Texas has an annual “structural deficit” of about $4.5 billion per year. It was created in 2006 by Gov. Rick Perry and the GOP controlled Texas Legislature. What at the time was billed as a tax-swap of 2006 was nothing of the kind. While it lowered property taxes, the taxes it created to offset that have been way too small to make up the difference – creating the structural deficit. Here’s how it was describes last year during the legislative session, Deficit or awash in cash?
Remember when lawmakers cut school property taxes three years ago? Dropping the maintenance and operation tax rate from $1.50 per $100 valuation costs the state more than $7 billion every year for public education.
And the new business franchise tax and cigarette tax increase generates about $2.5 million more than the old franchise tax – leaving a gap of nearly $5 billion.
“That’s called a structural deficit,” Rep. Scott Hochberg, D-Houston, said. “I don’t think it’s a surprise or any new finding that we have a structural deficit. It was very clear that we passed tax cut bills that had greater costs to them than the replacement tax bills.”
Of course the problems were known with Perry and the Texas GOP’s “tax-swap” scheme when it was passed. From the Center for Public Policy Priorities Policy Page titled Digging a Hole: Special Session Tax and School-Finance Package Creates $10.5 Billion Deficit in 2008-09 Budget
The fiscal notes for the tax and school-finance bills passed during the special session reveal a gap of $10.5 billion between the expected costs of HB 1 and anticipated revenues from HB 3, 4,and 5 in 2008-09. This deficit will place tremendous pressure on the next state budget, which could cause severe budget cutbacks, an increase in the state sales tax or other state taxes, an expansion of gambling as a source of revenue, or all of the above.
What is the net result?
Combining the estimated costs of HB 1 with the estimated revenue from HB 3, 4, and 5 reveals a potentially disastrous gap in future budgets. As the table below shows, the expected deficit in 2008-09 is $10.48 billion,growing to $11.12 billion in 2010-11. This deficit will place tremendous pressure on the next state budget, which could cause severe budget cutbacks, an increase in the state sales tax or other state taxes, an expansion of gambling as a source of revenue, or all of the above.
Of course Perry and the Texas GOP caught a break last year when it received help from the federal government. The problem was able to be overcome in the last budget cycle by using the federal stimulus money. The point is Perry, Dewhurst, and the rest of the GOP knowingly created a deficit in 2006. Why? Well this has been part of the GOP’s plan since Reagan became president. To create large deficits in order to force cuts to social programs and public education, which have long been the biggest enemy of those on the far right. They don’t believe the government should be involved in giving people a hand up, whether it’s health care for children or an education.
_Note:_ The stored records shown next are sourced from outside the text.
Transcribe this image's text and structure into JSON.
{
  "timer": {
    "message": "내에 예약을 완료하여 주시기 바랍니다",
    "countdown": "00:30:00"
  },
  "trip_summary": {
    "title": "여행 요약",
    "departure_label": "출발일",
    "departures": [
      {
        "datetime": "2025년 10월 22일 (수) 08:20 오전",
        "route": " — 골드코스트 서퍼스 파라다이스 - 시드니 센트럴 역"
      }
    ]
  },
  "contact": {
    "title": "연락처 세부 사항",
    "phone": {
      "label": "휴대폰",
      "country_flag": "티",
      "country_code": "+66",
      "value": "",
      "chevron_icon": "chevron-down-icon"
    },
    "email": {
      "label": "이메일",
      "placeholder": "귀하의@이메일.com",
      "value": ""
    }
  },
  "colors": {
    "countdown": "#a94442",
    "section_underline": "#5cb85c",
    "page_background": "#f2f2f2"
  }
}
Jason Embry in the AAS on Wednesday put it this way, Budget mess got going with 2006 property tax cuts.
A picture of how the state could look after a budget shortfall hits next year is starting to emerge.
Fewer guards would patrol state prisons. Universities would postpone facility upgrades. Doctors would get less money for seeing Medicaid patients.
We don’t yet know how deep the cuts will be. What we do know is how we got here, and it’s not for the reason state leaders want you to believe.
The economic downturn isn’t helping the shortfall, but it’s not driving it, either. The driving factor is a decision by Gov. Rick Perry and the Legislature in 2006 to reduce property taxes by $14 billion every two years and raise only about $9 billion to replace that money. In other words, the Legislature committed $5 billion every two years to holding down property taxes instead of spending that money on education, public safety or other priorities.
Then the state’s new business tax brought in drastically less than projected, and that $5 billion gap turned into a nearly $9 billion gap. Lawmakers from both parties did little to address that reality when they met in 2009, and in fact they made the gap a little wider by exempting 40,000 small businesses from the new tax.
And as he goes on to point out, if taxes are not increased there will be sizable cuts in spending. More like the draconian cuts that were made 2003.
Essentially what all of this shows is that much of Texas’ deficit was pre-determined, no matter how the overall economy in Texas and our country overall has been functioning. And while our governor is on TV telling us how many times he “cut” taxes, he won’t say anything about the structural deficit he signed into law in 2006. And Perry’s GOP opponents are quick to chastise him for the 2006 tax swap scheme because it raised taxes on corporations and some business, they don’t mention the fact that it created structural deficit. Probably because if they did they would have to say what the would do to fix it, and they don’t want to debate that.
As another CPPP report points out, “..Texas is a low-tax state, with a structural deficit.” If we want to educate our children it’s going to cost money. And it’s untrue, no matter how many times that guy with the good hair on TV says it, that Texas can provide the essential services to it’s people, do what’s morally right, allow them to live with dignity and have tax cuts too.